The deals reveals the strong performance of Australia’s office sector where bumper returns have buoyed office landlords, prompting one of Australia’s largest – Dexus boss Darren Steinberg – to declare last week that commercial property values would keep rising and Sydney’s high-flying office market would continue to outperform for another two years.

Global Investors snapped up the 23-storey office opposite Melbourne’s Southern Cross Station from Sydney-based Anton Capital, who held the property for little more than a year.

Anton Capital, steered by Tony Martin and Anthony Kingsley, would not comment when contacted by BusinessDay.

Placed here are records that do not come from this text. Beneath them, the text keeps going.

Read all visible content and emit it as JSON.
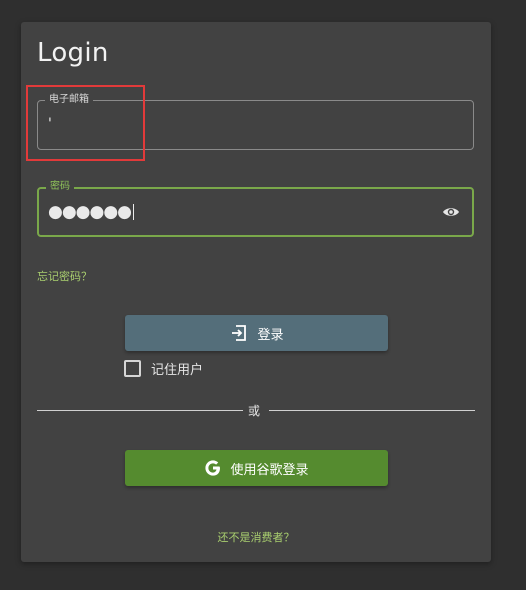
{
  "login": {
    "title": "Login",
    "email": {
      "label": "电子邮箱",
      "value": "'"
    },
    "password": {
      "label": "密码",
      "value": "●●●●●●"
    },
    "forgot_password": "忘记密码？",
    "login_button": "登录",
    "remember_me": "记住用户",
    "divider_or": "或",
    "google_button": "使用谷歌登录",
    "not_consumer": "还不是消费者？"
  },
  "colors": {
    "background": "#2f2f2f",
    "card": "#424242",
    "accent_green": "#7aa84a",
    "link_green": "#a9cf6f",
    "login_button": "#546e7a",
    "google_button": "#558b2f",
    "highlight": "#e23a3a"
  },
  "icons": {
    "eye": "eye-icon",
    "login": "login-icon",
    "google": "google-icon"
  }
}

Anton settled on the grey concrete building in April 2016 following a $165.2 million deal with Melbourne soft drink and property magnate Harry Stamoulis.

Monash University subsidiary, Monash College, is the latest tenant to take space in the building, signing a 6000-square-metre leasing deal.

Other tenants include the Administrative Appeals Tribunal and Sage Institute of Education.

The Spencer Street deal is the latest in a string of east coast office plays.

Fund manager Charter Hall’s Direct Office Fund last month reportedly offloaded a North Sydney office tower – the headquarters of Sony Australia – to Jet Technologies founder Albert Malki for about $60 million.

And US financial services giant TIAA’s TH Real Estate is believed to be about to test the market’s interest in its 20 Hunter Street tower in Sydney.

The 16-level tower was the American giant’s first Australian purchase and is expected to fetch about $170 million.

Strong fundamentals in both Sydney and Melbourne, where vacancy rates are at historic lows and tenant demand is rising, are contributing to tighter yields and rising values.

Recent Property Council of Australia figures put Sydney’s office vacancy rate at 5.9 per cent, continuing the city’s run as the lowest in the country. Melbourne’s vacancy stayed steady at 6.5 per cent.

Parts of Singapore-based fund manager TrustCapital Advisors’ $1 billion Australian portfolio are also up for grabs and generating interest among institutional investors.

The group is offloading five key buildings in Sydney, Melbourne and Brisbane, adding close to $500 million to the east coast’s office deal-making frenzy.

CBRE Global Investors manages transactions on behalf of other investors.

Its most recent Australian purchase was for South Wharf Tower, an A-grade Melbourne office sold by German property fund Deka-ImmobilienGlobal.

The deal in 2016 was struck on behalf of another German fund, Bayerische Versorgungskammer, who purchased the tower for $150 million.